[[ MATERIAL TO PROCESS, beginning ]]

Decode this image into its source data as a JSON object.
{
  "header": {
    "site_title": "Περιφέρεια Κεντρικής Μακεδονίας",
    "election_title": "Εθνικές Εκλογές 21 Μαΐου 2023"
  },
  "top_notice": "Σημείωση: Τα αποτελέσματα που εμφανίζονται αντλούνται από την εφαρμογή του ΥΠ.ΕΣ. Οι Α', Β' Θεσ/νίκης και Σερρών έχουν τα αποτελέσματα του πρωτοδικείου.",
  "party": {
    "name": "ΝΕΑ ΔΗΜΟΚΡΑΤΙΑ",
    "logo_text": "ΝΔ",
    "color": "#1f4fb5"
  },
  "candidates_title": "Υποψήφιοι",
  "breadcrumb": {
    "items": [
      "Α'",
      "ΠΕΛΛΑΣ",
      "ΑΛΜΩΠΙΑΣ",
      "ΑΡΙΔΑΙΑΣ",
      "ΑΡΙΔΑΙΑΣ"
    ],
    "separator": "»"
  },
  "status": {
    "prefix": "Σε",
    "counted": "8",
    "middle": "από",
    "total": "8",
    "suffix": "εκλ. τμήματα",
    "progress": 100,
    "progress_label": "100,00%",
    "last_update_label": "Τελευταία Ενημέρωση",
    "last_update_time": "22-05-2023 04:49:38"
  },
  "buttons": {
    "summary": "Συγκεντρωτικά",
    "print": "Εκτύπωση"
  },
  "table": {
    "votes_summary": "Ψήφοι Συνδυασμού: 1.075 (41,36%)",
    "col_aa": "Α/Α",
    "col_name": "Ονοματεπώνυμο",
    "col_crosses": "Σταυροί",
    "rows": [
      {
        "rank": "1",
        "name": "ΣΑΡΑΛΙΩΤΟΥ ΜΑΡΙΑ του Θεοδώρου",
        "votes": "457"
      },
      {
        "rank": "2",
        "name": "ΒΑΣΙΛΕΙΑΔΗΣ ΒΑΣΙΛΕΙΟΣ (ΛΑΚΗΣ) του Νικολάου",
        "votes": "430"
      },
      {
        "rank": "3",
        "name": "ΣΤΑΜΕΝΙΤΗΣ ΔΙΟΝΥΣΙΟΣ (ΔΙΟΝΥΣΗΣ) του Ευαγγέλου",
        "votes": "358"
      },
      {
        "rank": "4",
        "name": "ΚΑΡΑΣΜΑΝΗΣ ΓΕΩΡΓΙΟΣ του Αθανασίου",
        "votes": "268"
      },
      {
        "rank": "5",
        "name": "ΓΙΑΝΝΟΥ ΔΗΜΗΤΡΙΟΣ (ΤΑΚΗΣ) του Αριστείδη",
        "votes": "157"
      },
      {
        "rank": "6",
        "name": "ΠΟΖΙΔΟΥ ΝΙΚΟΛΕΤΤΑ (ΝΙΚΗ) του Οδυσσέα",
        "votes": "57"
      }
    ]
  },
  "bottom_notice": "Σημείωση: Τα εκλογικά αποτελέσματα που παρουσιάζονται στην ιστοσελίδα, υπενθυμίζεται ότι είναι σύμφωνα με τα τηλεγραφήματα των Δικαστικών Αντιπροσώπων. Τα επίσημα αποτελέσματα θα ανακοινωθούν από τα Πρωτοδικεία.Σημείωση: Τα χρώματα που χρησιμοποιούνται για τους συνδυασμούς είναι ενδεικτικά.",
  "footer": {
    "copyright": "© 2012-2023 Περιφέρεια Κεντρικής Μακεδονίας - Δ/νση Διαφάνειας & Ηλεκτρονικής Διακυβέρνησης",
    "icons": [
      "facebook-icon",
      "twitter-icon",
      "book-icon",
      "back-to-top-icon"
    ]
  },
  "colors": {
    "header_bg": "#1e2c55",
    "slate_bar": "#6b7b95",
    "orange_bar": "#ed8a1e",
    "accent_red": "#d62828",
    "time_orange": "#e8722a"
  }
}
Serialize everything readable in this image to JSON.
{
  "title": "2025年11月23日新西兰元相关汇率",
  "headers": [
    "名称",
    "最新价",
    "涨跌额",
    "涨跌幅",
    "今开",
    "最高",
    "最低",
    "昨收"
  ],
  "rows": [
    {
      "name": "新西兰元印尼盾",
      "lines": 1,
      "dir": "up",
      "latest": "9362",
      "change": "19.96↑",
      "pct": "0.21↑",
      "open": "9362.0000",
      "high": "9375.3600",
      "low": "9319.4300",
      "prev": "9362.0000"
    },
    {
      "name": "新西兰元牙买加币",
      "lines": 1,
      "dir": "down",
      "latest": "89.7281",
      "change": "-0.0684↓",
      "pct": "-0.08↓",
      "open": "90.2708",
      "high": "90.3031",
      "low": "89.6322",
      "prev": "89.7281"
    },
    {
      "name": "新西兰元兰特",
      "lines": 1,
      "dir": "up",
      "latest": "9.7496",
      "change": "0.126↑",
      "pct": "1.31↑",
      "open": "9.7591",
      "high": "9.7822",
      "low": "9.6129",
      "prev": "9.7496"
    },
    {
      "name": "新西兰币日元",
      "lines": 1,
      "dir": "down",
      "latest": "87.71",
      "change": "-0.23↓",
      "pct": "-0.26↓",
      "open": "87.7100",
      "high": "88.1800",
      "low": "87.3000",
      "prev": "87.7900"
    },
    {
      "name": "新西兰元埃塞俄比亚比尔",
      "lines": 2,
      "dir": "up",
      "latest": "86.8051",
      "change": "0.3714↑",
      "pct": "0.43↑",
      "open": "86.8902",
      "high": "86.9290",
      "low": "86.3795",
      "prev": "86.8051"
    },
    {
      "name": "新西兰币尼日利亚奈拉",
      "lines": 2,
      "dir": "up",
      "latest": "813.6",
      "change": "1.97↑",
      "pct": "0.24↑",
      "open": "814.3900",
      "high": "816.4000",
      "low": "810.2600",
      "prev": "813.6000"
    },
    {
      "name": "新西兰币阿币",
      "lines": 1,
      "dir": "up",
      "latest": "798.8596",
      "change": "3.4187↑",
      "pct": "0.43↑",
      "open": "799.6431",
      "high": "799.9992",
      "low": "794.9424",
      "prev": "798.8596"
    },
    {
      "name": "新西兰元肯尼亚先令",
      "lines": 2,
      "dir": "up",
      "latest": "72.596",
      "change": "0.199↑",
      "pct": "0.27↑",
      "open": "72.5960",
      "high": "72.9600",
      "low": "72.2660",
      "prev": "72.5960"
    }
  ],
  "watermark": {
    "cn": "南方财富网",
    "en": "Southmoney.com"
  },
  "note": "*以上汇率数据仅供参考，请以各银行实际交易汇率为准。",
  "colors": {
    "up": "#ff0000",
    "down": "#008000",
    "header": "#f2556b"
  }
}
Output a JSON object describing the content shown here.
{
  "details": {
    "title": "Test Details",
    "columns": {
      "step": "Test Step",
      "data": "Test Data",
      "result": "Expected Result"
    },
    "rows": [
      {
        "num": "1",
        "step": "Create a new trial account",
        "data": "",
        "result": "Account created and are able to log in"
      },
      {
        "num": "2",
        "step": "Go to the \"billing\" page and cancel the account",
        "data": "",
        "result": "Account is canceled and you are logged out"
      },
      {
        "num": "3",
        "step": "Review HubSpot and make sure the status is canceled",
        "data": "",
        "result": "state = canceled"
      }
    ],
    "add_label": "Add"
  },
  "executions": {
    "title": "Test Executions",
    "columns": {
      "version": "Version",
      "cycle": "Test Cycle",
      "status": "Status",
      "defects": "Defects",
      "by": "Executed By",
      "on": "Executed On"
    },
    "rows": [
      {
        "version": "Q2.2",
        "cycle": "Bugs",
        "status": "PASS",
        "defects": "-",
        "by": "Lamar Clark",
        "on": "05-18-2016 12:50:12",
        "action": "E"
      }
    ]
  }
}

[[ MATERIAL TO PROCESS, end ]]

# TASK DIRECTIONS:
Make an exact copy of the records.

# REPLY:
Decode this image into its source data as a JSON object.
{
  "header": {
    "site_title": "Περιφέρεια Κεντρικής Μακεδονίας",
    "election_title": "Εθνικές Εκλογές 21 Μαΐου 2023"
  },
  "top_notice": "Σημείωση: Τα αποτελέσματα που εμφανίζονται αντλούνται από την εφαρμογή του ΥΠ.ΕΣ. Οι Α', Β' Θεσ/νίκης και Σερρών έχουν τα αποτελέσματα του πρωτοδικείου.",
  "party": {
    "name": "ΝΕΑ ΔΗΜΟΚΡΑΤΙΑ",
    "logo_text": "ΝΔ",
    "color": "#1f4fb5"
  },
  "candidates_title": "Υποψήφιοι",
  "breadcrumb": {
    "items": [
      "Α'",
      "ΠΕΛΛΑΣ",
      "ΑΛΜΩΠΙΑΣ",
      "ΑΡΙΔΑΙΑΣ",
      "ΑΡΙΔΑΙΑΣ"
    ],
    "separator": "»"
  },
  "status": {
    "prefix": "Σε",
    "counted": "8",
    "middle": "από",
    "total": "8",
    "suffix": "εκλ. τμήματα",
    "progress": 100,
    "progress_label": "100,00%",
    "last_update_label": "Τελευταία Ενημέρωση",
    "last_update_time": "22-05-2023 04:49:38"
  },
  "buttons": {
    "summary": "Συγκεντρωτικά",
    "print": "Εκτύπωση"
  },
  "table": {
    "votes_summary": "Ψήφοι Συνδυασμού: 1.075 (41,36%)",
    "col_aa": "Α/Α",
    "col_name": "Ονοματεπώνυμο",
    "col_crosses": "Σταυροί",
    "rows": [
      {
        "rank": "1",
        "name": "ΣΑΡΑΛΙΩΤΟΥ ΜΑΡΙΑ του Θεοδώρου",
        "votes": "457"
      },
      {
        "rank": "2",
        "name": "ΒΑΣΙΛΕΙΑΔΗΣ ΒΑΣΙΛΕΙΟΣ (ΛΑΚΗΣ) του Νικολάου",
        "votes": "430"
      },
      {
        "rank": "3",
        "name": "ΣΤΑΜΕΝΙΤΗΣ ΔΙΟΝΥΣΙΟΣ (ΔΙΟΝΥΣΗΣ) του Ευαγγέλου",
        "votes": "358"
      },
      {
        "rank": "4",
        "name": "ΚΑΡΑΣΜΑΝΗΣ ΓΕΩΡΓΙΟΣ του Αθανασίου",
        "votes": "268"
      },
      {
        "rank": "5",
        "name": "ΓΙΑΝΝΟΥ ΔΗΜΗΤΡΙΟΣ (ΤΑΚΗΣ) του Αριστείδη",
        "votes": "157"
      },
      {
        "rank": "6",
        "name": "ΠΟΖΙΔΟΥ ΝΙΚΟΛΕΤΤΑ (ΝΙΚΗ) του Οδυσσέα",
        "votes": "57"
      }
    ]
  },
  "bottom_notice": "Σημείωση: Τα εκλογικά αποτελέσματα που παρουσιάζονται στην ιστοσελίδα, υπενθυμίζεται ότι είναι σύμφωνα με τα τηλεγραφήματα των Δικαστικών Αντιπροσώπων. Τα επίσημα αποτελέσματα θα ανακοινωθούν από τα Πρωτοδικεία.Σημείωση: Τα χρώματα που χρησιμοποιούνται για τους συνδυασμούς είναι ενδεικτικά.",
  "footer": {
    "copyright": "© 2012-2023 Περιφέρεια Κεντρικής Μακεδονίας - Δ/νση Διαφάνειας & Ηλεκτρονικής Διακυβέρνησης",
    "icons": [
      "facebook-icon",
      "twitter-icon",
      "book-icon",
      "back-to-top-icon"
    ]
  },
  "colors": {
    "header_bg": "#1e2c55",
    "slate_bar": "#6b7b95",
    "orange_bar": "#ed8a1e",
    "accent_red": "#d62828",
    "time_orange": "#e8722a"
  }
}
Serialize everything readable in this image to JSON.
{
  "title": "2025年11月23日新西兰元相关汇率",
  "headers": [
    "名称",
    "最新价",
    "涨跌额",
    "涨跌幅",
    "今开",
    "最高",
    "最低",
    "昨收"
  ],
  "rows": [
    {
      "name": "新西兰元印尼盾",
      "lines": 1,
      "dir": "up",
      "latest": "9362",
      "change": "19.96↑",
      "pct": "0.21↑",
      "open": "9362.0000",
      "high": "9375.3600",
      "low": "9319.4300",
      "prev": "9362.0000"
    },
    {
      "name": "新西兰元牙买加币",
      "lines": 1,
      "dir": "down",
      "latest": "89.7281",
      "change": "-0.0684↓",
      "pct": "-0.08↓",
      "open": "90.2708",
      "high": "90.3031",
      "low": "89.6322",
      "prev": "89.7281"
    },
    {
      "name": "新西兰元兰特",
      "lines": 1,
      "dir": "up",
      "latest": "9.7496",
      "change": "0.126↑",
      "pct": "1.31↑",
      "open": "9.7591",
      "high": "9.7822",
      "low": "9.6129",
      "prev": "9.7496"
    },
    {
      "name": "新西兰币日元",
      "lines": 1,
      "dir": "down",
      "latest": "87.71",
      "change": "-0.23↓",
      "pct": "-0.26↓",
      "open": "87.7100",
      "high": "88.1800",
      "low": "87.3000",
      "prev": "87.7900"
    },
    {
      "name": "新西兰元埃塞俄比亚比尔",
      "lines": 2,
      "dir": "up",
      "latest": "86.8051",
      "change": "0.3714↑",
      "pct": "0.43↑",
      "open": "86.8902",
      "high": "86.9290",
      "low": "86.3795",
      "prev": "86.8051"
    },
    {
      "name": "新西兰币尼日利亚奈拉",
      "lines": 2,
      "dir": "up",
      "latest": "813.6",
      "change": "1.97↑",
      "pct": "0.24↑",
      "open": "814.3900",
      "high": "816.4000",
      "low": "810.2600",
      "prev": "813.6000"
    },
    {
      "name": "新西兰币阿币",
      "lines": 1,
      "dir": "up",
      "latest": "798.8596",
      "change": "3.4187↑",
      "pct": "0.43↑",
      "open": "799.6431",
      "high": "799.9992",
      "low": "794.9424",
      "prev": "798.8596"
    },
    {
      "name": "新西兰元肯尼亚先令",
      "lines": 2,
      "dir": "up",
      "latest": "72.596",
      "change": "0.199↑",
      "pct": "0.27↑",
      "open": "72.5960",
      "high": "72.9600",
      "low": "72.2660",
      "prev": "72.5960"
    }
  ],
  "watermark": {
    "cn": "南方财富网",
    "en": "Southmoney.com"
  },
  "note": "*以上汇率数据仅供参考，请以各银行实际交易汇率为准。",
  "colors": {
    "up": "#ff0000",
    "down": "#008000",
    "header": "#f2556b"
  }
}
Output a JSON object describing the content shown here.
{
  "details": {
    "title": "Test Details",
    "columns": {
      "step": "Test Step",
      "data": "Test Data",
      "result": "Expected Result"
    },
    "rows": [
      {
        "num": "1",
        "step": "Create a new trial account",
        "data": "",
        "result": "Account created and are able to log in"
      },
      {
        "num": "2",
        "step": "Go to the \"billing\" page and cancel the account",
        "data": "",
        "result": "Account is canceled and you are logged out"
      },
      {
        "num": "3",
        "step": "Review HubSpot and make sure the status is canceled",
        "data": "",
        "result": "state = canceled"
      }
    ],
    "add_label": "Add"
  },
  "executions": {
    "title": "Test Executions",
    "columns": {
      "version": "Version",
      "cycle": "Test Cycle",
      "status": "Status",
      "defects": "Defects",
      "by": "Executed By",
      "on": "Executed On"
    },
    "rows": [
      {
        "version": "Q2.2",
        "cycle": "Bugs",
        "status": "PASS",
        "defects": "-",
        "by": "Lamar Clark",
        "on": "05-18-2016 12:50:12",
        "action": "E"
      }
    ]
  }
}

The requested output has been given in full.